Season 2, Chapter 17, offers an interesting lens through which to begin such a debate or conversation. In the episode, Claire Underwood, wife of political shark Frank Underwood, is interviewed live on CNN. The interview forces her to address rumors that she had an abortion, a fact she admits under duress from her persistent interviewer. Never one to be taken advantage of, Claire makes the most of her revelation about the abortion to further reveal the fact that she had been raped when she was in college. Her rapist, she tells the interviewer, is a man who now holds a powerful military position. Essentially “outing” her attacker on national television, she goes on to claim that she became pregnant as a result of the rape and had terminated the pregnancy because of its origin. Regular viewers know that, while Claire did have an abortion (in fact she has ended three pregnancies in service to her career), it was not related to the rape. Rather, in a quick-thinking move, she distracted her CNN audience from the fact of her abortion with the fact of the rape. Not only this, but in falsely linking the two events, Claire “justifies” her choice to abort her pregnancy, thereby putting to rest any public scrutiny about her morality. By the end of the interview, Claire has confirmed to viewers “in the know” that she is a liar, even as she appears to be a sympathetic and vulnerable character throughout the interview.

This interview is interspersed throughout the episode, which can be assigned for homework or watched in class (total time 48 minutes). The interview can then be used in many ways to discuss ethical issues because it asks viewers to consider all kinds of issues about situational ethics involving rape, abortion, victims and perpetrators, truth and lying. Some background information on the series and Claire’s character may help students view the scene, but it can stand on its own as a complicated moment in which gender, violence, and power intersect.

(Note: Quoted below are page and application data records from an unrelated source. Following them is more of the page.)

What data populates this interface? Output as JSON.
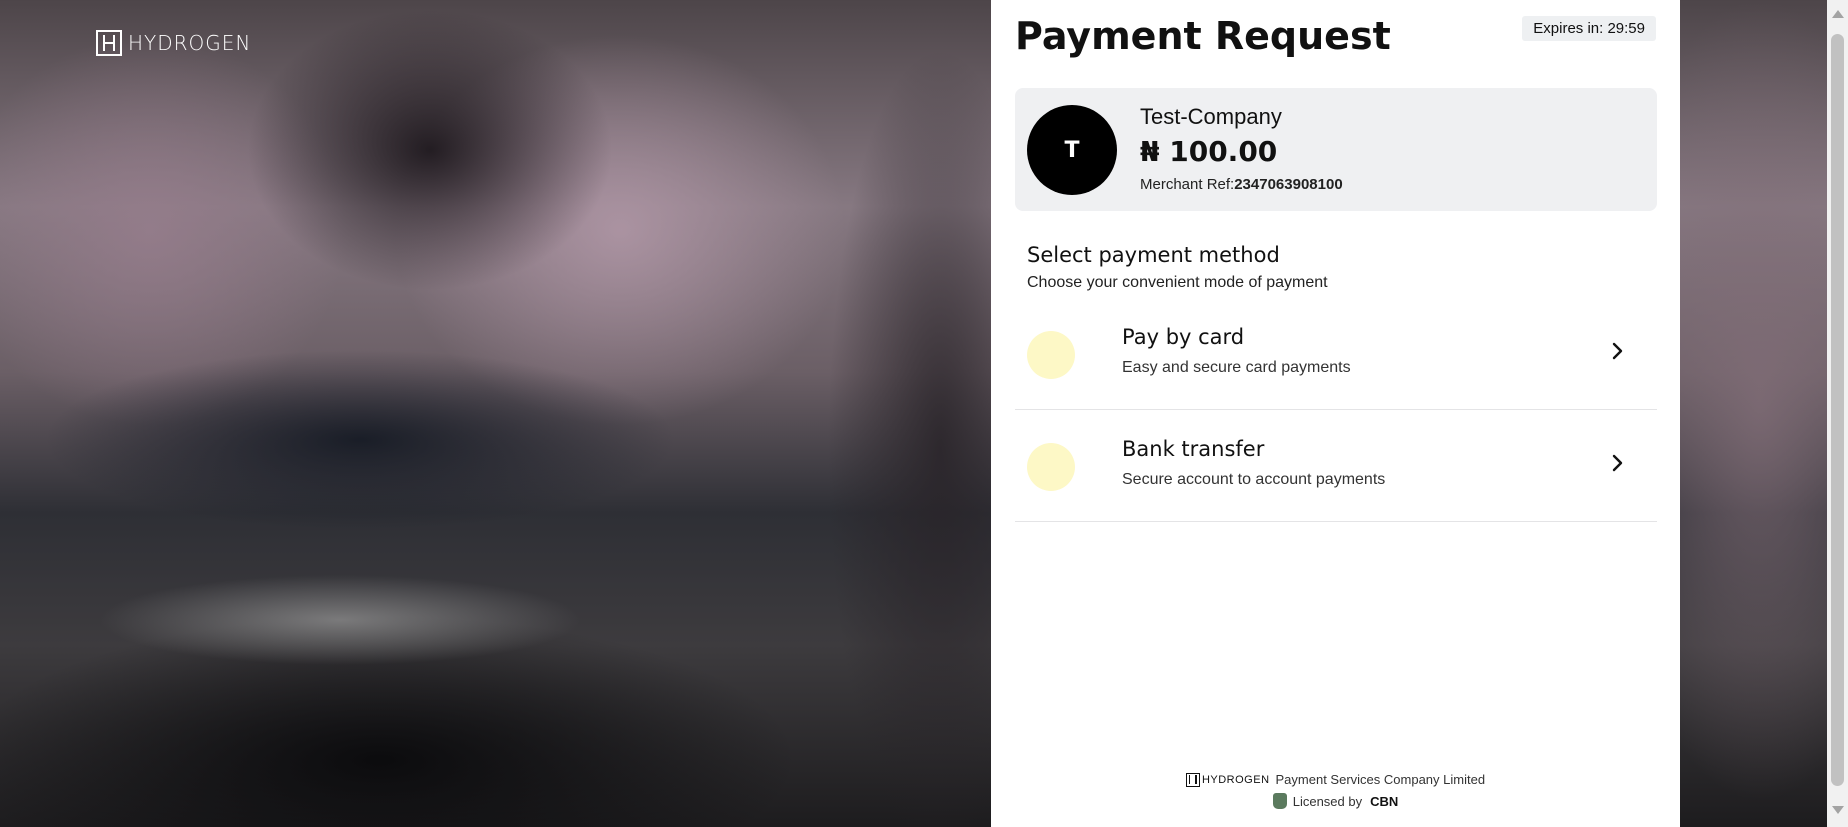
{
  "brand": {
    "name": "HYDROGEN"
  },
  "header": {
    "title": "Payment Request",
    "expires": "Expires in: 29:59"
  },
  "merchant": {
    "initial": "T",
    "name": "Test-Company",
    "amount": "₦ 100.00",
    "ref_label": "Merchant Ref:",
    "ref_value": "2347063908100"
  },
  "methods_section": {
    "title": "Select payment method",
    "subtitle": "Choose your convenient mode of payment"
  },
  "methods": [
    {
      "title": "Pay by card",
      "subtitle": "Easy and secure card payments",
      "icon": "chevron-right-icon"
    },
    {
      "title": "Bank transfer",
      "subtitle": "Secure account to account payments",
      "icon": "chevron-right-icon"
    }
  ],
  "footer": {
    "company": "Payment Services Company Limited",
    "licensed_by": "Licensed by",
    "regulator": "CBN"
  },
  "colors": {
    "method_dot": "#fdf8c6",
    "card_bg": "#eff0f2",
    "avatar_bg": "#000000"
  }
}
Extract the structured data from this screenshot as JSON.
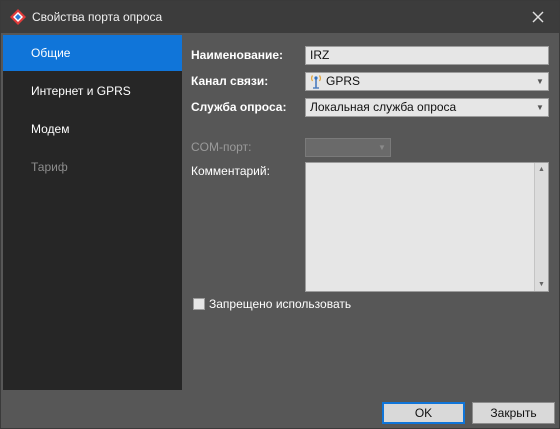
{
  "window": {
    "title": "Свойства порта опроса"
  },
  "sidebar": {
    "items": [
      {
        "label": "Общие",
        "state": "active"
      },
      {
        "label": "Интернет и GPRS",
        "state": "normal"
      },
      {
        "label": "Модем",
        "state": "normal"
      },
      {
        "label": "Тариф",
        "state": "disabled"
      }
    ]
  },
  "form": {
    "name_label": "Наименование:",
    "name_value": "IRZ",
    "channel_label": "Канал связи:",
    "channel_value": "GPRS",
    "channel_icon": "antenna-icon",
    "service_label": "Служба опроса:",
    "service_value": "Локальная служба опроса",
    "com_label": "COM-порт:",
    "comment_label": "Комментарий:",
    "disabled_label": "Запрещено использовать",
    "disabled_checked": false
  },
  "buttons": {
    "ok": "OK",
    "close": "Закрыть"
  },
  "colors": {
    "accent": "#1075d9",
    "sidebar_bg": "#262626",
    "content_bg": "#575757"
  }
}
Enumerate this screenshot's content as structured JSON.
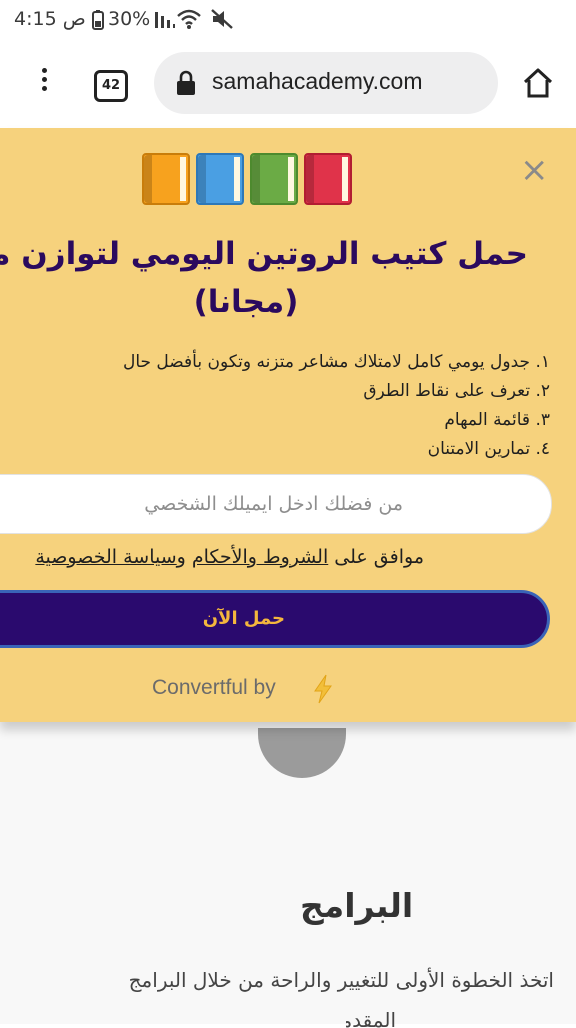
{
  "status_bar": {
    "left_text": "ص 4:15",
    "battery": "30%",
    "icons": [
      "battery-icon",
      "signal-icon",
      "wifi-icon",
      "mute-icon"
    ]
  },
  "browser": {
    "tab_count": "42",
    "url": "samahacademy.com",
    "icons": [
      "menu-dots-icon",
      "lock-icon",
      "home-icon"
    ]
  },
  "popup": {
    "close_icon": "close-icon",
    "books": [
      "orange-book",
      "blue-book",
      "green-book",
      "red-book"
    ],
    "title_line1": "حمل كتيب الروتين اليومي لتوازن مشاعرك",
    "title_line2": "(مجانا)",
    "list": [
      "١. جدول يومي كامل لامتلاك مشاعر متزنه وتكون بأفضل حال",
      "٢. تعرف على نقاط الطرق",
      "٣. قائمة المهام",
      "٤. تمارين الامتنان"
    ],
    "email_placeholder": "من فضلك ادخل ايميلك الشخصي",
    "consent_prefix": "موافق على ",
    "terms_link": "الشروط والأحكام",
    "consent_and": " و",
    "privacy_link": "سياسة الخصوصية",
    "cta_label": "حمل الآن",
    "powered_by": "Convertful by"
  },
  "page": {
    "heading": "البرامج",
    "paragraph": "اتخذ الخطوة الأولى للتغيير والراحة من خلال البرامج",
    "paragraph2": "المقدمة"
  },
  "colors": {
    "popup_bg": "#f6d27d",
    "title": "#2b0a5e",
    "cta_bg": "#2a0a6e",
    "cta_text": "#f4b73d"
  }
}
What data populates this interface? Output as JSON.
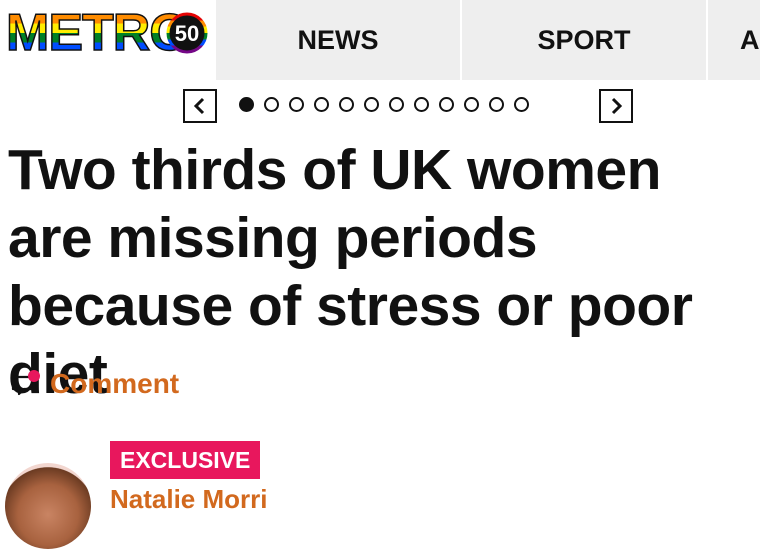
{
  "header": {
    "logo_text": "METRO",
    "logo_badge": "50",
    "nav": [
      {
        "label": "NEWS"
      },
      {
        "label": "SPORT"
      },
      {
        "label": "A"
      }
    ]
  },
  "carousel": {
    "dot_count": 12,
    "active_index": 0
  },
  "article": {
    "headline": "Two thirds of UK women are missing periods because of stress or poor diet",
    "comment_label": "Comment",
    "badge": "EXCLUSIVE",
    "author": "Natalie Morri"
  },
  "colors": {
    "accent": "#d2691e",
    "badge": "#e8175d",
    "nav_bg": "#eeeeee",
    "text": "#111111"
  }
}
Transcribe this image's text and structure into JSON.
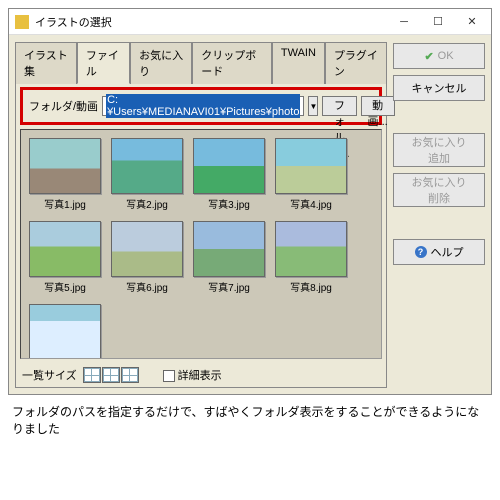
{
  "title": "イラストの選択",
  "tabs": [
    "イラスト集",
    "ファイル",
    "お気に入り",
    "クリップボード",
    "TWAIN",
    "プラグイン"
  ],
  "active_tab": 1,
  "path": {
    "label": "フォルダ/動画",
    "value": "C:¥Users¥MEDIANAVI01¥Pictures¥photo",
    "folder_btn": "フォルダ...",
    "movie_btn": "動画..."
  },
  "files": [
    "写真1.jpg",
    "写真2.jpg",
    "写真3.jpg",
    "写真4.jpg",
    "写真5.jpg",
    "写真6.jpg",
    "写真7.jpg",
    "写真8.jpg"
  ],
  "bottom": {
    "size_label": "一覧サイズ",
    "detail_label": "詳細表示"
  },
  "buttons": {
    "ok": "OK",
    "cancel": "キャンセル",
    "fav_add": "お気に入り\n追加",
    "fav_del": "お気に入り\n削除",
    "help": "ヘルプ"
  },
  "caption": "フォルダのパスを指定するだけで、すばやくフォルダ表示をすることができるようになりました"
}
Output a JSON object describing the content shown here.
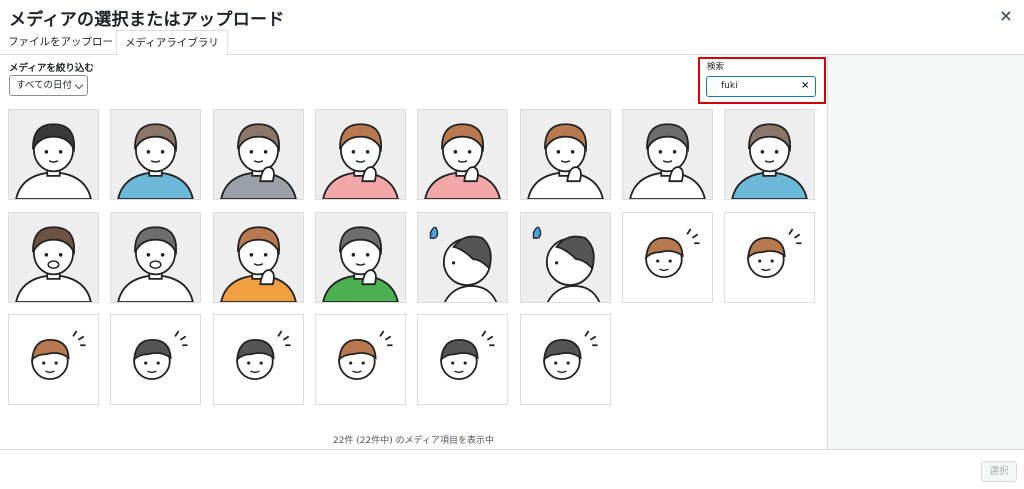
{
  "dialog": {
    "title": "メディアの選択またはアップロード",
    "close_icon": "×"
  },
  "tabs": [
    {
      "label": "ファイルをアップロード",
      "active": false
    },
    {
      "label": "メディアライブラリ",
      "active": true
    }
  ],
  "filter": {
    "label": "メディアを絞り込む",
    "date_select": "すべての日付"
  },
  "search": {
    "label": "検索",
    "value": "fuki",
    "clear_icon": "×"
  },
  "colors": {
    "highlight_border": "#d60000",
    "focus_border": "#2271b1"
  },
  "media_items": [
    {
      "name": "man-suit-black-hair",
      "hair": "#3a3a3a",
      "shirt": "#ffffff",
      "bg": "gray",
      "pose": "normal"
    },
    {
      "name": "man-brown-hair-blue",
      "hair": "#8b7768",
      "shirt": "#6bb8d8",
      "bg": "gray",
      "pose": "normal"
    },
    {
      "name": "woman-gray-cardigan",
      "hair": "#8b7768",
      "shirt": "#9aa0a6",
      "bg": "gray",
      "pose": "hand"
    },
    {
      "name": "woman-thinking-pink",
      "hair": "#b8794f",
      "shirt": "#f2a8a8",
      "bg": "gray",
      "pose": "chin"
    },
    {
      "name": "woman-worried-pink",
      "hair": "#b8794f",
      "shirt": "#f2a8a8",
      "bg": "gray",
      "pose": "chin"
    },
    {
      "name": "woman-thinking-white",
      "hair": "#b8794f",
      "shirt": "#ffffff",
      "bg": "gray",
      "pose": "chin"
    },
    {
      "name": "man-thinking-white",
      "hair": "#6d6d6d",
      "shirt": "#ffffff",
      "bg": "gray",
      "pose": "chin"
    },
    {
      "name": "woman-smile-blue",
      "hair": "#8b7768",
      "shirt": "#6bb8d8",
      "bg": "gray",
      "pose": "normal"
    },
    {
      "name": "woman-shock",
      "hair": "#6d5344",
      "shirt": "#ffffff",
      "bg": "gray",
      "pose": "shock"
    },
    {
      "name": "man-shock",
      "hair": "#6d6d6d",
      "shirt": "#ffffff",
      "bg": "gray",
      "pose": "shock"
    },
    {
      "name": "woman-thinking-orange",
      "hair": "#b8794f",
      "shirt": "#f0a040",
      "bg": "gray",
      "pose": "chin"
    },
    {
      "name": "man-thinking-green",
      "hair": "#6d6d6d",
      "shirt": "#4caf50",
      "bg": "gray",
      "pose": "chin"
    },
    {
      "name": "man-side-sweat",
      "hair": "#555555",
      "shirt": "#ffffff",
      "bg": "gray",
      "pose": "side"
    },
    {
      "name": "man-side-idea",
      "hair": "#555555",
      "shirt": "#ffffff",
      "bg": "gray",
      "pose": "side"
    },
    {
      "name": "woman-angry-fuki",
      "hair": "#b8794f",
      "shirt": "#ffffff",
      "bg": "white",
      "pose": "face"
    },
    {
      "name": "woman-confused-fuki",
      "hair": "#b8794f",
      "shirt": "#ffffff",
      "bg": "white",
      "pose": "face"
    },
    {
      "name": "woman-surprised-fuki",
      "hair": "#b8794f",
      "shirt": "#ffffff",
      "bg": "white",
      "pose": "face"
    },
    {
      "name": "man-worried-fuki",
      "hair": "#555555",
      "shirt": "#ffffff",
      "bg": "white",
      "pose": "face"
    },
    {
      "name": "man-angry-fuki",
      "hair": "#555555",
      "shirt": "#ffffff",
      "bg": "white",
      "pose": "face"
    },
    {
      "name": "woman-happy-fuki",
      "hair": "#b8794f",
      "shirt": "#ffffff",
      "bg": "white",
      "pose": "face"
    },
    {
      "name": "man-confused-fuki",
      "hair": "#555555",
      "shirt": "#ffffff",
      "bg": "white",
      "pose": "face"
    },
    {
      "name": "man-smile-fuki",
      "hair": "#555555",
      "shirt": "#ffffff",
      "bg": "white",
      "pose": "face"
    }
  ],
  "status": {
    "count_text": "22件 (22件中) のメディア項目を表示中"
  },
  "footer": {
    "select_label": "選択"
  }
}
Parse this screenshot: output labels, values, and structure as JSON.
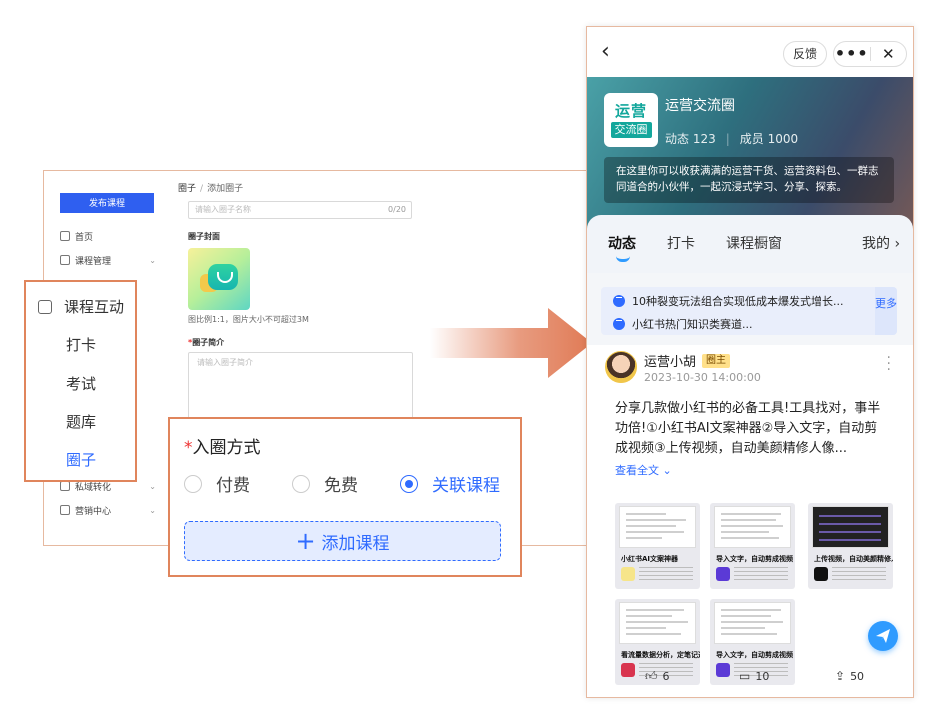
{
  "admin": {
    "publish_button": "发布课程",
    "sidebar_items": [
      "首页",
      "课程管理",
      "私域转化",
      "营销中心"
    ],
    "breadcrumb": {
      "root": "圈子",
      "sep": "/",
      "current": "添加圈子"
    },
    "name_placeholder": "请输入圈子名称",
    "name_count": "0/20",
    "cover_label": "圈子封面",
    "cover_hint": "图比例1:1，图片大小不可超过3M",
    "intro_label": "圈子简介",
    "intro_star": "*",
    "intro_placeholder": "请输入圈子简介"
  },
  "zoom_sidebar": {
    "header": "课程互动",
    "items": [
      "打卡",
      "考试",
      "题库",
      "圈子"
    ],
    "active_index": 3
  },
  "zoom_join": {
    "star": "*",
    "title": "入圈方式",
    "options": [
      "付费",
      "免费",
      "关联课程"
    ],
    "selected_index": 2,
    "add_button": "添加课程",
    "add_plus": "+"
  },
  "phone": {
    "feedback": "反馈",
    "more": "•••",
    "close": "✕",
    "back": "‹",
    "circle_name": "运营交流圈",
    "logo_line1": "运营",
    "logo_line2": "交流圈",
    "stats_posts": "动态 123",
    "stats_sep": "|",
    "stats_members": "成员 1000",
    "description": "在这里你可以收获满满的运营干货、运营资料包、一群志同道合的小伙伴，一起沉浸式学习、分享、探索。",
    "tabs": [
      "动态",
      "打卡",
      "课程橱窗",
      "我的 ›"
    ],
    "active_tab": 0,
    "notices": [
      "10种裂变玩法组合实现低成本爆发式增长...",
      "小红书热门知识类赛道..."
    ],
    "notice_more": "更多",
    "author": "运营小胡",
    "author_badge": "圈主",
    "post_time": "2023-10-30 14:00:00",
    "post_text": "分享几款做小红书的必备工具!工具找对，事半功倍!①小红书AI文案神器②导入文字，自动剪成视频③上传视频，自动美颜精修人像...",
    "expand": "查看全文",
    "thumb_captions": [
      "小红书AI文案神器",
      "导入文字，自动剪成视频",
      "上传视频，自动美颜精修人像",
      "看流量数据分析，定笔记选题",
      "导入文字，自动剪成视频"
    ],
    "likes": "6",
    "comments": "10",
    "shares": "50"
  },
  "colors": {
    "accent": "#2f6bff",
    "highlight_border": "#e0855c",
    "arrow": "#e07a55"
  }
}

Is Claire justified in naming her attacker? Is her public outing of him the most effective way to hold him accountable? Is she to be admired for admitting to the abortions or is she a heartless woman who ends her pregnancies to further her husband’s (and therefore her own) political career and pursuit of power? Should she be criticized for telling only a partial truth? Critics (Friedersdorf, 2014 and Whitney, 2014) have had heated debate about whether the episode makes Claire a new feminist hero or an anti-hero who is no more—and perhaps even less—ethical then her husband and the episode is sure to engage students in similar discussion. Should media texts depict such content at all? Do fictional depictions such as this one undermine the difficult ethical issue that faces real men and women? (If “real” examples are needed, this fall’s news would be a useful “peg” on which to hang discussion, such as comparisons of the plots of Claire’s story with the University of Virginia and the Bill Cosby scandals). Whatever the question, House of Cards, Season 2, Chapter 17 is a current, complex episode that will engage students in ethical discussion and analysis. Again, the professor may wish to warn students of the subject matter in advance, since some of them may be justified in having strong emotional reactions.

 

References 

Abbate, A. (Executive Producer), & Lord, P. and Miller, C. (Directors). The Lego Movie [motion picture, 2014]. Distributed by Warner Brothers.

Dobbs, M. & Davies, A. (Writers), & Foley, J. (Director). (2014). “Chapter 17.” [Television series episode]. House of Cards, Produced and distributed by Netflix.

Dunksy, E. & Brixius, L. (Writers), & Zisk, C. (Director). (2009). “Tiny Bubbles.” [Television series episode]. Nurse Jackie, Produced and distributed by Showtime.

Friedersdorf, C. (February 20, 2014). “Feminism, Depravity, and Power in House of Cards.” The Atlantic. Retrieved from: www.theatlantic.com.

“The Lego Movie” (2014). Review by Rotten Tomatoes. Retrieved from: http://www.rottentomatoes.com/m/the_lego_movie 

Whitney, E. (March 5, 2014). “How Claire Underwood and ‘House of Cards’ Changed the TV Antihero Forever." Huffington Post. Retrieved from: http://www.huffingtonpost.com/2014/03/05/house-of-cards-tv-antihero-archetype_n_4899440.html